Unethical food marketing ad of the week: infant formula, organic no less
When my partner, Mal Nesheim, showed me this ad in Sunday’s New York Times, I had two immediate questions.
Question #1: Who paid for this?
The answer: Bobbie’s Infant Formula “inspired by a mom’s choice.”
When I went to the website, I learned that Bobbie’s infant formula is organic. I am greatly in favor of organics, but just as organic junk food is still junk food, organic infant formula is still infant formula.
Breast feeding isn’t easy in today’s society and yes, some mothers (and fathers, of course) can’t do it.
But breast feeding is unquestionably best for babies. Mothers who can breast feed need all the help and encouragement they can get.
That’s why this week has been designated World Breastfeeding Week.
Breastfeeding mothers do not need to be undermined by infant formula marketing.
If Nestlé (no relation) or the other leading infant formula manufacturers put an ad like this in the paper, the result would be worldwide outrage. This leads to my second question.
Question #2: Doesn’t this ad appear to violate the World Health Organization’s International Code of Marketing of Breast-milk Substitutes?
OK, so the ad does not display infant formula products or even say that Bobbie’s is an infant formula company, let alone an organic one. But it doesn’t take much to figure both out.
Recall the Nestlé boycott of the 1980s, a worldwide boycott of the company because of the way it marketed infant formula to women in low-resource countries without clean water supplies. The women were unable to use the products safely; contaminated or improperly diluted infant formula sickened and killed babies.
Opposition to Nestlé’s marketing strategies led to development of Marketing Code, now ratified by all WHO member nations (the United States and South Africa were the two holdouts, but both eventually agreed).
The boycott was so damaging to Nestlé’s sales and reputation that the company discusses it and defends its current marketing practices on its website.
If you have any concerns about our breast milk substitutes marketing practices, we encourage you to raise them with us so that we can continue to improve.
I’d say this Bobbie ad is morally and ethically wrong on four counts:
- It undermines breast feeding
- It directly undermines the intent of World Breastfeeding Week.
- It violates the spirit if not the letter of the International Marketing Code.
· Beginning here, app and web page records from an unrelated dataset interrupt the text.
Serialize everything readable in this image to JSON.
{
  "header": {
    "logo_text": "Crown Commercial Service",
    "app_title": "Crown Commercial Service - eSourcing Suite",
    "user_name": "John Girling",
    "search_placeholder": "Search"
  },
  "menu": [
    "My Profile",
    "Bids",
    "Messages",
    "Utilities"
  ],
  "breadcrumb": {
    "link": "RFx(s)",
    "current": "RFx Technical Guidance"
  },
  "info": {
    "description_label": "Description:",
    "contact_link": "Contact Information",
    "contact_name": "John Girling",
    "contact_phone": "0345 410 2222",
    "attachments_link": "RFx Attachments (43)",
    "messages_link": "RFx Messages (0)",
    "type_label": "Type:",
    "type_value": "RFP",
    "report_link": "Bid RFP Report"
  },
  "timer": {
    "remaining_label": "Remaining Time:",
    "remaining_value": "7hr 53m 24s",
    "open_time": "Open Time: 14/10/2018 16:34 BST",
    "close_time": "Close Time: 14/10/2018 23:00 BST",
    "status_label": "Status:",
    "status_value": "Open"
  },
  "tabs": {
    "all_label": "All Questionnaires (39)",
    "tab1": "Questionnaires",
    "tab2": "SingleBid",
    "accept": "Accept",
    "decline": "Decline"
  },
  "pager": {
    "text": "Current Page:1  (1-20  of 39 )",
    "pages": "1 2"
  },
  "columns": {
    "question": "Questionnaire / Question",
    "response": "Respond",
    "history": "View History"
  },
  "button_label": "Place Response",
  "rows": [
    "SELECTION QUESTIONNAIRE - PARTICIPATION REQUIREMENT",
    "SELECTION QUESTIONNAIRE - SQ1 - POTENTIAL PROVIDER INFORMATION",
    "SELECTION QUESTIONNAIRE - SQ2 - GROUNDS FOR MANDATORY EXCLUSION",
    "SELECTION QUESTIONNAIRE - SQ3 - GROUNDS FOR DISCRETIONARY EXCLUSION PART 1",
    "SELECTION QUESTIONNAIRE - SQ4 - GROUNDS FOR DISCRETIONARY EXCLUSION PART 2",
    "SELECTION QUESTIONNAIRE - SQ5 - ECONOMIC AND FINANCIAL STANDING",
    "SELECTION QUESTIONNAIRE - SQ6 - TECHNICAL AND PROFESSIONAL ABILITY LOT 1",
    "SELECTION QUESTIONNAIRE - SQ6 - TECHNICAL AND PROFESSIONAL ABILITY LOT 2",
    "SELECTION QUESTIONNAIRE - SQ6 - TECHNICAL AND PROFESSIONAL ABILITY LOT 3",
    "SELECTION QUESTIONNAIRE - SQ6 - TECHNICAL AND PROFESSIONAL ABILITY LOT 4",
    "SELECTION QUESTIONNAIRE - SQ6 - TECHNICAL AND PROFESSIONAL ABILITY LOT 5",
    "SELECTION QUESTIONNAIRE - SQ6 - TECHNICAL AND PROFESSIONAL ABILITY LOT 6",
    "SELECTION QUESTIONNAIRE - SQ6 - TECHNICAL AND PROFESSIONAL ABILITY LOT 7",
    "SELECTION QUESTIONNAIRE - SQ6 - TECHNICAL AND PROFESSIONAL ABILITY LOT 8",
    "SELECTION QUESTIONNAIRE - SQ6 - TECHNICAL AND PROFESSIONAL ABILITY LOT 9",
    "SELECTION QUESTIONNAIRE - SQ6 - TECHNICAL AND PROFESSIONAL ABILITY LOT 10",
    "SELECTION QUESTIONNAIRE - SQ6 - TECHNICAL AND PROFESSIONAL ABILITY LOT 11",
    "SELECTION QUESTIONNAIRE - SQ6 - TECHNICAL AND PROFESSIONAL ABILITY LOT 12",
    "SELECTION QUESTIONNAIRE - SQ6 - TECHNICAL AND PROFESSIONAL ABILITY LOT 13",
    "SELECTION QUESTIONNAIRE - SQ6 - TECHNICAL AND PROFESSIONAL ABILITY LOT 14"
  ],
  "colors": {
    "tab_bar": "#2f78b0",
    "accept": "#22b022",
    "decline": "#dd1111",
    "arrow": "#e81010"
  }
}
- It organic washes—it implies that because its products are organic, this company is above the Code.
This is the kind of marketing that gives organics a bad name.
Bobbie’s should not be doing this.
Time for another boycott?